Noah Hubbard’s Ole Miss experience shapes his passions and future path
Noah Hubbard refused to put himself in a bubble when it came to his educational opportunities. Now his mission is to help others do the same.
Hubbard, a native of Memphis, Tennessee, graduates from the University of Mississippi with degrees in accountancy, international studies and Spanish. He is a member of both the Sally McDonnell Barksdale Honors College and Croft Institute for International Studies, and he spent a semester studying in Bilbao, Spain, and served on the Associated Student Body.
“I believe that my basis in international studies helped me to gain a greater appreciation for global cultures,” Hubbard said. “I learned how to concisely read and summarize articles, think critical about the drivers behind a problem and give presentations.
“From the accounting side, I learned more of the practical business applications for my work, thinking about financials, budgeting, etc.”
While Hubbard stretched his education and involvement across multiple majors, organizations, and even countries, some of his most beneficial educational experiences came from simply talking to others.
“Coming into college, I thought I wanted to work in international business, but after I joined ASB as a sophomore, I began meeting with different professors and administrators on campus to look at a few academic initiatives,” he said.
“I realized that students often place themselves in a bubble.
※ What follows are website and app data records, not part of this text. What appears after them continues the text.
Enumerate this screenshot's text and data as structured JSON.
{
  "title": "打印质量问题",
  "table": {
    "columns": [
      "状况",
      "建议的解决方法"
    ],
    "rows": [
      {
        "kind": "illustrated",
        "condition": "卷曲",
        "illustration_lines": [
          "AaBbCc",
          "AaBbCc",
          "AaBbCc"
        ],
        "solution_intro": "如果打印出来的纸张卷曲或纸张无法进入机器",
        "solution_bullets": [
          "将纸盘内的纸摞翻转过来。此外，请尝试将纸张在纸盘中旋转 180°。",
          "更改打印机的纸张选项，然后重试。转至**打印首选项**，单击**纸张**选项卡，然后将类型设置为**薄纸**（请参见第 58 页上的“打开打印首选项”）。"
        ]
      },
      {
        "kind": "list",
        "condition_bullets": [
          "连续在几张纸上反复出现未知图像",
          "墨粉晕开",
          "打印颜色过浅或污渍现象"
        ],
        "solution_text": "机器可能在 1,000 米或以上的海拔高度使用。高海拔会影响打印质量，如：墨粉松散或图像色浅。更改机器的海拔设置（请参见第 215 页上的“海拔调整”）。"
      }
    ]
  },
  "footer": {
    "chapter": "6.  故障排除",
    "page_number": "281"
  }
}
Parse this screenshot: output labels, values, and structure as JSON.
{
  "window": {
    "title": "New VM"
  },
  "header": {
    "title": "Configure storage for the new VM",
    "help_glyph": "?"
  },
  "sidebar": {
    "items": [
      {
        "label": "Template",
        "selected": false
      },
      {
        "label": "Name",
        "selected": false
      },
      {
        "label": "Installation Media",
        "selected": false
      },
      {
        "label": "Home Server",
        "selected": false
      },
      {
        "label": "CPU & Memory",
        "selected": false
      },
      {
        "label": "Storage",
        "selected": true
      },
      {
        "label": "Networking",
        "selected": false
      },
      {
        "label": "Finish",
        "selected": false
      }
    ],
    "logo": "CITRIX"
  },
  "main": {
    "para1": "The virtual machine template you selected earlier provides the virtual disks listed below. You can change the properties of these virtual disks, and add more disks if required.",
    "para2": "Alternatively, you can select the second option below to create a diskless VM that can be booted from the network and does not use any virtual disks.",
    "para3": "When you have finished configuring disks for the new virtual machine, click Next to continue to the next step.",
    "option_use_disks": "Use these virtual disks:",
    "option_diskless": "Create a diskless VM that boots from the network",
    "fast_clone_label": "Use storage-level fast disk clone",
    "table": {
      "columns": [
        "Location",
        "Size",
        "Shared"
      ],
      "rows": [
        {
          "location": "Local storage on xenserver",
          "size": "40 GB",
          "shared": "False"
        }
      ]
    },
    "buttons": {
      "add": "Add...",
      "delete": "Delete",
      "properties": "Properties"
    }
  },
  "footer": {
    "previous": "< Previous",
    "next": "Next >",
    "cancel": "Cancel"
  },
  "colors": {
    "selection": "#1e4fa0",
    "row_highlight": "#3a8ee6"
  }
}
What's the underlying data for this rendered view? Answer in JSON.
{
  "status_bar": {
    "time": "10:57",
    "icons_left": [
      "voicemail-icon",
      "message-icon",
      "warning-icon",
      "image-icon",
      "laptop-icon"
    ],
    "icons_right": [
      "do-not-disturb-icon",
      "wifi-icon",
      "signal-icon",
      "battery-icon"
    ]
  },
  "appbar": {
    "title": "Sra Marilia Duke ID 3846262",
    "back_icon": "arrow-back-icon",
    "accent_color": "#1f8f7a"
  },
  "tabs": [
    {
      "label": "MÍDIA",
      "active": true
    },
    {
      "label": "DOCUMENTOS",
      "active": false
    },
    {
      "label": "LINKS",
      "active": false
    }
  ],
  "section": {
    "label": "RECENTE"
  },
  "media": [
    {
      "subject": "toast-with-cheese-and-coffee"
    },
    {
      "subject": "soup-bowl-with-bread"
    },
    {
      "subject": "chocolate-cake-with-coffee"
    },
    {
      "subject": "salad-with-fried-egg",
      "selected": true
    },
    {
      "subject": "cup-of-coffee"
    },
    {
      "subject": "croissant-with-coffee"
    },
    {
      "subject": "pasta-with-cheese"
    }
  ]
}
They don’t talk to faculty and administrators as much as they should, and then their initiatives fizzle out or aren’t as high-impact as they could be.”
Hubbard had more than 100 meetings with faculty members and administrators across campus during his sophomore year, and he worked on projects focused on education, covering topics from dual degrees to accelerated master’s programs. His projects and discussions sparked an interest in consulting.
He spent his sophomore and junior years interviewing and networking with representatives from McKinsey & Co., BCG, Bain & Co., and others.
One of his many on-campus meetings was with Robert Cummings, UM executive director of academic innovation and associate professor of writing and rhetoric. Hubbard credits Cummings for telling him about Guild Education, or Guild for short.
Guild works to facilitate education benefits with leading employers in the U.S., pioneering a new model of education benefits called tuition assistance, where employers pay the universities directly.
“There are nearly 100 million Americans that will need upskilling or reskilling over the next decade to be relevant, employable and survive in the economy of the next decade,” Hubbard said. “In order to connect those employees with universities and learning providers, Guild partners with employers to give workers the chance to pursue their educational dreams.”
After learning about Guild, Hubbard did exactly what had been working for him so far – interviewing others. He reached out to employees of Guild to ask about their experiences in higher ed and what led them to Guild.
The head talent acquisition recruiter for early careers and Hubbard stayed in touch for over a year, and when Guild launched its first internship program that next summer, Hubbard applied, interviewed and got an internship.
While interning, Hubbard worked on two accounts. One was a pilot program, helping factory workers participate in a training program to advance their skill set to move into higher-wage roles. He helped discover, categorize and disseminate all the learnings from the program to various stakeholders at Guild.
The majority of his summer was spent working on a project with Target, which he described as the most fulfilling project he’s ever worked on.
Target management was focused on helping team members develop their skills and didn’t want cost to be a barrier. They wanted to create a more inclusive and equitable workforce and worked with several HBCUs and innovative learning providers to achieve their goal.
Hubbard helped Target with catalog organization and budget forecasting, as well as creating a learning series on higher education outcomes and evaluation. Hubbard traveled to Denver to be with the launch team and met Rachel Carlson, CEO of Guild, whom he has idolized since learning about Guild.
The internship opened the door to a job offer for Hubbard. He will be working for Guild on its client services team, working with employer partners to understand their strategic needs and providing a mix of project management, strategic consulting and research support.
“Guild isn’t focused on just making a profit; it’s focused on making a difference and unlocking opportunity,” he said. “That’s something I want to be a part of. The work that I do with Guild can change lives for the better. The chance to contribute to something like that doesn’t come often.”
For Hubbard, the drive to be a part of something bigger than himself was cemented during his Ole Miss experience.
“Ole Miss has so much to offer,” he said. “There are tons of ways to get involved and make change on campus. You just have to ask.
“I would tell incoming students to say yes to every opportunity, big or small. You never know whether a meeting with a faculty member or leading a club will help you find what you’re passionate about.
“I didn’t know what a career in higher education even looked like before Ole Miss, and now, I can think of nothing that I want to do more.”
By Nicole Ethridge, School of Accountancy